"If other states follow California's example (oregon already has done so), foreign-owned containers will be subjected to various degrees of multiple taxation, depending on which American ports they enter.
"This result, obviously, would make 'speaking with one voice' impossible.
California, by its unilateral act, cannot be permitted to place these impediments before this nation's conduct of its foreign relations and its foreign trade."
In a separate action, the court rejected a petition by some General Motors Corp. stockholders under which GM would be compelled to reimburse them for the $1.3 million they spent unsuccessfullu litigating a case from 1957 to 1973. The case arose from the former ownership of 23 percent of GM's stock by E. I. duPont deNemours Corp.
In addition to Japan, numerous other countries do not tax containers, which usually are ashore in a port area onlu long enough to be loaded or unloaded, and which came into use in the late 1960s. The durable containers are made of metal and equipped with easy-access doors. Their main advantages are high efficiency and resistance to theft and fire.
Last year, 12 countries-including Denmark, Finland, France, the Nethrlands, Norway, the United Kingdom and West Germany-expressed to the State Department their concern about the California tax. None of the countries taxes American containers using their ports.
Under the ruling, which reversed the California Supreme Court, Los Angeles County and the Cities of Los Angeles and Long Beach must refund to six Japanese shipping lines about $550,000 in taxes paid under protest for the years 1970 through 1972.
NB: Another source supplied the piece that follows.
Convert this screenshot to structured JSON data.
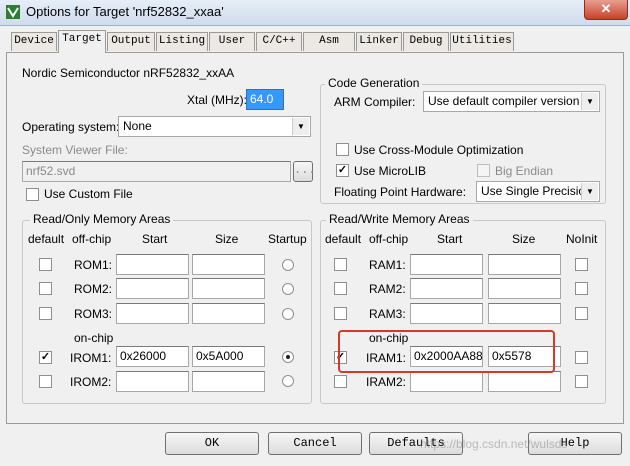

The dissenting justice, William H. Rehnquist, said he agreed with the containers could be taxed because they have a "substantial" connection with California, some of them being there all of the time, and of them being "habitually employed" there.